• **EXERCISE AIM**
What lines in the records below include the word "JSON"? Return each one.

(Data about app and page elements)

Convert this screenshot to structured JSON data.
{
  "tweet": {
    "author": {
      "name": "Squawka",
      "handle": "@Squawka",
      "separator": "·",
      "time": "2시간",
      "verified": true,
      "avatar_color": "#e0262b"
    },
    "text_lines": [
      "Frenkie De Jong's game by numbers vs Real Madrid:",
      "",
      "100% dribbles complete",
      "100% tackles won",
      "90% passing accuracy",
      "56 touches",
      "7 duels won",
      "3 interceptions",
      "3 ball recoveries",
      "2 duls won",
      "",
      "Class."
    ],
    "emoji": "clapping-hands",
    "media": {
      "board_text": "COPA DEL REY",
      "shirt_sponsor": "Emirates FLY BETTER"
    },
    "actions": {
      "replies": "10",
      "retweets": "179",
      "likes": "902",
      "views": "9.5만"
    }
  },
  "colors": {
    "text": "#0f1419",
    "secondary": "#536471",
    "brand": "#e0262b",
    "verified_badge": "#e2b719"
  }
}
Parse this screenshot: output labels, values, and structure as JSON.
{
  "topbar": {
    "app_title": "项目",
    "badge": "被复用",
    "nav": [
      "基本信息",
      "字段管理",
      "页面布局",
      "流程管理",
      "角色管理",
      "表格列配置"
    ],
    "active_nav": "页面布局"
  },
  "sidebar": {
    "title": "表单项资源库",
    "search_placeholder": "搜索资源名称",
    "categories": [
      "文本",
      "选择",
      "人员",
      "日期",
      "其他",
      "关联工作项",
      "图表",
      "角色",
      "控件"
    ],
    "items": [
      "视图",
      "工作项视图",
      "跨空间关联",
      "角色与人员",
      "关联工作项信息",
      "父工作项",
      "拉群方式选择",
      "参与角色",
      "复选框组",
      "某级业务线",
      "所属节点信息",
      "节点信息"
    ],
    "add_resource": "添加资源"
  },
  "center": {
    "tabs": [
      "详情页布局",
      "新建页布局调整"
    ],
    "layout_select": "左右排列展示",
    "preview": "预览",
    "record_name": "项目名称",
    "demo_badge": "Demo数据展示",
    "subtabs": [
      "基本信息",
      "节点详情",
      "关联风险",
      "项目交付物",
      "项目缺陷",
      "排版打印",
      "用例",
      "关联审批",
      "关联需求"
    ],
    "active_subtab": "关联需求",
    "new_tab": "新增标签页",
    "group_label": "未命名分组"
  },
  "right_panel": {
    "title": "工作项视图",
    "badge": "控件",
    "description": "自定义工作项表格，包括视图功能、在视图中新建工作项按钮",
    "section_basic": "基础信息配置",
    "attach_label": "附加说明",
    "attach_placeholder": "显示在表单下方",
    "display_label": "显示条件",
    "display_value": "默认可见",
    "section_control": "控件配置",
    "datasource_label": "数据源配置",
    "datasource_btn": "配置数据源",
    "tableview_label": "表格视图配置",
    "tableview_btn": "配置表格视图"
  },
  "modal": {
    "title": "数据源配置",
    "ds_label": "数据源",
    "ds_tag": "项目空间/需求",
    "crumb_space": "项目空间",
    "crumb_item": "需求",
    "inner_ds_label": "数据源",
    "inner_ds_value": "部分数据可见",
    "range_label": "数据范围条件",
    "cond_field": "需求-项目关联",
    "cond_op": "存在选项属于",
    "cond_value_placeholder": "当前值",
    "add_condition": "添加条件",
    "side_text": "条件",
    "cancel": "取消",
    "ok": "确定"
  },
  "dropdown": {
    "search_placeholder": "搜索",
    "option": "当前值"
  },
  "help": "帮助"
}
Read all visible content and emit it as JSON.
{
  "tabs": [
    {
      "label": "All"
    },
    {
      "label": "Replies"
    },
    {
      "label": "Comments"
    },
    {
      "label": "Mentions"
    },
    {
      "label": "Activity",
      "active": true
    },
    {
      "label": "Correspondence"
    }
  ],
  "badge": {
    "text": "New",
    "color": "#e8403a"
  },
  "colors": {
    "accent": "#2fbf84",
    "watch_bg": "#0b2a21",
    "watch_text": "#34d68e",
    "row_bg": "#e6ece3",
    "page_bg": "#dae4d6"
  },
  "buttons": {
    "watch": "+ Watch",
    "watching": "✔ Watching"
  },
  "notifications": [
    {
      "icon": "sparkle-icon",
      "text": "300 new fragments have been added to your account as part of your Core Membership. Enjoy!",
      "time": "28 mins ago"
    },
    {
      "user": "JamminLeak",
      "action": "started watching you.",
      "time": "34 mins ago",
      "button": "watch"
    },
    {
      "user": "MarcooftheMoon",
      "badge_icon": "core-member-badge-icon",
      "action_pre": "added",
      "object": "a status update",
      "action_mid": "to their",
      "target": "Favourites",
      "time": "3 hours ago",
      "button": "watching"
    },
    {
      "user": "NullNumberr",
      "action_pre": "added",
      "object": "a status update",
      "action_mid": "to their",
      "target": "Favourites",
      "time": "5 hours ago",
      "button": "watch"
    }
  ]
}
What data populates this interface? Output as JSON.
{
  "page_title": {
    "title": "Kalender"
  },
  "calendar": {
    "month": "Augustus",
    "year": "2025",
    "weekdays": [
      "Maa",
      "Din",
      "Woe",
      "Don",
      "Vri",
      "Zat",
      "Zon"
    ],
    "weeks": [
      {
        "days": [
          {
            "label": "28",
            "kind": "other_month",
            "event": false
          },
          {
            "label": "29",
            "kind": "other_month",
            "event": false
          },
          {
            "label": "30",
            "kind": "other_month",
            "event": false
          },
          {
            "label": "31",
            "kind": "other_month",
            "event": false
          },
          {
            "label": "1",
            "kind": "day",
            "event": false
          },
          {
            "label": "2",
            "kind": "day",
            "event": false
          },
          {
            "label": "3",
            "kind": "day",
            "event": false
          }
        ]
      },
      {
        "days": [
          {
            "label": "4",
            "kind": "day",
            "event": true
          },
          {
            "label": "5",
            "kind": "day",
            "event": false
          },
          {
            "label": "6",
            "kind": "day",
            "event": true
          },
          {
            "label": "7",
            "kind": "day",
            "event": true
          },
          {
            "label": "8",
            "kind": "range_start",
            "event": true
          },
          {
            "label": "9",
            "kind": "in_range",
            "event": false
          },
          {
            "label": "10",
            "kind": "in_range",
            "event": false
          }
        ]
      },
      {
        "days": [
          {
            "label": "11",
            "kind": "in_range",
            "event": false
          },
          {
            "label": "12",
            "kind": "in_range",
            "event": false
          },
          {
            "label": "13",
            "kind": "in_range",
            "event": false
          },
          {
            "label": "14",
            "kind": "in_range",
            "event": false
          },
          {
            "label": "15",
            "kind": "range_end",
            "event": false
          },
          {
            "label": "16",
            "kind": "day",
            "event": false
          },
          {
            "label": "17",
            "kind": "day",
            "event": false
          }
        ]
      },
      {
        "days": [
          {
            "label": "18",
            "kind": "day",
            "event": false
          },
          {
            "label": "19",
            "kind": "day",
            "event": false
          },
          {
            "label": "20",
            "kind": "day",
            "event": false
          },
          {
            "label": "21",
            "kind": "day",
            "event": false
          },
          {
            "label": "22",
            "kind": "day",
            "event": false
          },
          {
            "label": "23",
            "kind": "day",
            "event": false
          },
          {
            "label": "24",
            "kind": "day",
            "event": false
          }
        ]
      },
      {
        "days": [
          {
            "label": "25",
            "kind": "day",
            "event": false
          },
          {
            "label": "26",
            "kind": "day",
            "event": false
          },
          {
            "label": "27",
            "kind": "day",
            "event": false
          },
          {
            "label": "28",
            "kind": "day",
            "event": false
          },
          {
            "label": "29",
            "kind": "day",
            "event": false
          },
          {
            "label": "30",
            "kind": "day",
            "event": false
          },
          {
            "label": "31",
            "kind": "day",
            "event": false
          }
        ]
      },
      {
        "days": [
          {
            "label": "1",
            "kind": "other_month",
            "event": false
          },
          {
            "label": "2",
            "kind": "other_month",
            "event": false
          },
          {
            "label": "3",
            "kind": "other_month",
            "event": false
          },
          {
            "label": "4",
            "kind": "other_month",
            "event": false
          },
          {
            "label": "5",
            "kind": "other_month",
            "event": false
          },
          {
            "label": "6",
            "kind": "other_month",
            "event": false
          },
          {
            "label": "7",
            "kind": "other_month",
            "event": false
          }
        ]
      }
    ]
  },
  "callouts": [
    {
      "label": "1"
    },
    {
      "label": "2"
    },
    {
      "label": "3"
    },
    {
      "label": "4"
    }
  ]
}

• **PROBLEM SOLUTION**
Convert this screenshot to structured JSON data.
Parse this screenshot: output labels, values, and structure as JSON.
Read all visible content and emit it as JSON.
What data populates this interface? Output as JSON.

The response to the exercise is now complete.